The first time Jamie saw the shimmer, she told her mom.
That earned her a slap for telling stories.
After that, Jamie kept quiet when she saw the shimmer, but she did wonder why her Sunday School teacher could tell stories, and Jesus could tell stories, but she couldn’t tell stories.
Asking her mom about that earned her another slap for “being a smart-mouth.”
Jamie became a quiet child, observing the world with dark brown eyes and a still face. Too much expression might earn her another slap.
In school, her teachers praised her for being a good listener.
She didn’t tell them that she had learned to listen halfway, with part of her mind wondering about the shimmer, wondering when she would see it again, shining like an iridescent soap bubble in the sun.
Every few weeks, she would see the shimmer. It appeared in the sun, the rain, the dark grey days, outside, and sometimes in a mirror, a window pane, or a glass of water. She thought sometimes that others could see it too, but she didn’t ask.
The shimmer gave her purpose, kept her wanting to live, even when her mother changed her slaps to fists, even when her mother’s boyfriend stuck his burning cigarettes on her hands.
She kept her fists closed at school, but kept them loose. She didn’t want the bullies thinking she wanted a fight.
One day, the shimmer in the mirror dimmed after she saw the collections of bruises on her torso. Her ribs ached when she breathed. Her mom had been mad that Jamie didn’t get her another beer right away when she yelled for one.
Jamie hadn’t heard her because she had been focused on the biggest shimmer she had ever seen, almost as big as her. It was in the back yard, by the patch of dandelions that survived by the fence.
As her tears fell, Jamie realized the shimmer in the mirror had nearly disappeared. She couldn’t stand losing it now and so she did something she hadn’t done since the first time.
She reached for it, felt her fingers tingle as they entered it, saw them disappear. But when she reached further, she seemed to hit a barrier at the edges of the shimmer. Scrunching her hand, she could reach in further, all the way to her elbow, where the thickness there slowed her down.
It was frightening, not knowing where her hand and arm were, but it didn’t hurt. It just looked freaky.
Slowly, she pulled her arm and hand out to inspect them. They looked normal, like always. She held up her other hand and arm to compare them, and everything was the same.
Was the shimmer a portal to another world? Her science teacher had mentioned the theory of other dimensions in class, and the geeks at the gamer’s table seemed to be taken with the idea of jumping from place to place. Of course, the gamers always mentioned that it might not be safe, even if it were possible. She had listened to their conversations several times in the library at lunch.
But, was this world safe?

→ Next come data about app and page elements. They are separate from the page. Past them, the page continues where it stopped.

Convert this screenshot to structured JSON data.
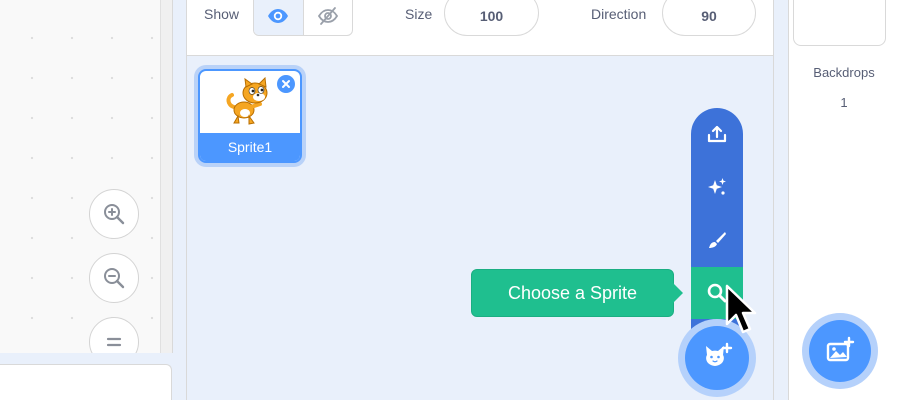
{
  "sprite_info": {
    "show_label": "Show",
    "show_visible_icon": "eye-icon",
    "show_hidden_icon": "eye-slash-icon",
    "size_label": "Size",
    "size_value": "100",
    "direction_label": "Direction",
    "direction_value": "90"
  },
  "code_area": {
    "zoom_in_icon": "zoom-in-icon",
    "zoom_out_icon": "zoom-out-icon",
    "zoom_reset_icon": "zoom-reset-icon"
  },
  "sprites": [
    {
      "name": "Sprite1",
      "icon": "cat-sprite-icon",
      "selected": true
    }
  ],
  "add_sprite_menu": {
    "items": [
      {
        "name": "upload",
        "icon": "upload-icon"
      },
      {
        "name": "surprise",
        "icon": "sparkle-icon"
      },
      {
        "name": "paint",
        "icon": "brush-icon"
      },
      {
        "name": "choose",
        "icon": "search-icon",
        "highlighted": true
      }
    ],
    "main_icon": "cat-plus-icon",
    "tooltip": "Choose a Sprite"
  },
  "stage_pane": {
    "backdrops_label": "Backdrops",
    "backdrops_count": "1",
    "add_backdrop_icon": "image-plus-icon"
  },
  "colors": {
    "accent": "#4c97ff",
    "menu": "#3d72d9",
    "highlight": "#1fbf8f",
    "text": "#575e75"
  }
}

Could another world be any worse?
Jamie held up her shirt and inspected the bruises on her torso again, took a deeper breath and felt a sharp cry escape from her lips from the pain of it.
“Jamie Ann Withers, you get out here now! I told you a million times not to waste our water bill on long showers.”

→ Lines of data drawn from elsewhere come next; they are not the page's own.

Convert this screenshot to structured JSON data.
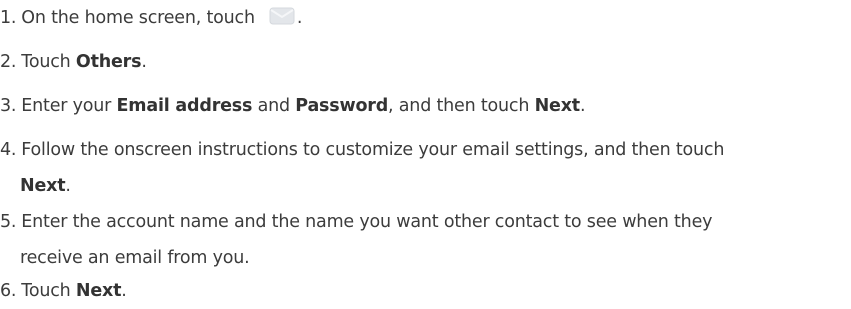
{
  "steps": [
    {
      "num": "1.",
      "text": "On the home screen, touch",
      "icon": "mail-icon",
      "after": "."
    },
    {
      "num": "2.",
      "pre": "Touch ",
      "bold": "Others",
      "post": "."
    },
    {
      "num": "3.",
      "pre": "Enter your ",
      "bold1": "Email address",
      "mid1": " and ",
      "bold2": "Password",
      "mid2": ", and then touch ",
      "bold3": "Next",
      "post": "."
    },
    {
      "num": "4.",
      "text": "Follow the onscreen instructions to customize your email settings, and then touch",
      "bold_cont": "Next",
      "post": "."
    },
    {
      "num": "5.",
      "text": "Enter the account name and the name you want other contact to see when they",
      "cont": "receive an email from you."
    },
    {
      "num": "6.",
      "pre": "Touch ",
      "bold": "Next",
      "post": "."
    }
  ],
  "colors": {
    "text": "#3c3c3c",
    "icon_fill": "#e3e6ea",
    "icon_stroke": "#cfd3d8"
  }
}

Jamie didn’t want to go out, but if she stayed in the bathroom any longer, her mother might actually get off the couch and break down the door, like her last boyfriend had.
Jamie unlocked the door and peered down the hallway.

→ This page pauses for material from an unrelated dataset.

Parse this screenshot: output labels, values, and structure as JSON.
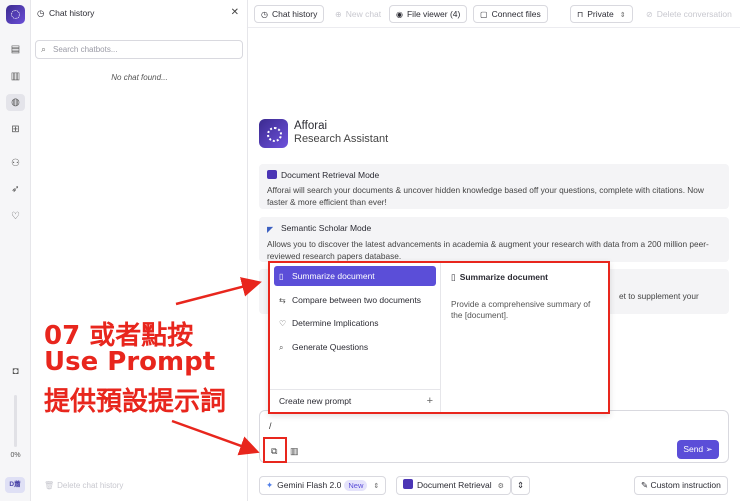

Her mother slouched on the couch with a reefer in one hand, and a crushed beer can in the other.
“Get out here and get me another drink, brat!”
Jamie walked to the edge of the living room. “We’re out of beer, mom.”
“Fine! Go get me some more with the money from the freezer.”
That was supposed to be their rent money, but Jamie knew she couldn’t say anything about that.
“Okay, mom.” She carefully eased through the living room and into the tiny kitchen. In the freezer, she found a wadded ball of money. Carefully, she took out a ten.
Through the doorway, she could just see her mom staring at the television.
“Bye, mom,” she whispered. She opened the back door, and slid out sideways, closing it softly behind her.
The shimmer by the dandelions seemed even bigger, maybe big enough for her. Iridescent like a butterfly’s wings and rippling with energy, the shimmer was the most beautiful thing Jamie had ever seen.
She approached it carefully, but before she dared try it, she reached down and picked a dandelion. Blowing the seeds into the shimmer, she made her wish.
Following the last seed, she stepped into the shimmer and felt it rushing all around her, like a warm wind with a chorus of angels.
No matter where she landed, the ride was worth more than all of her life in her own world.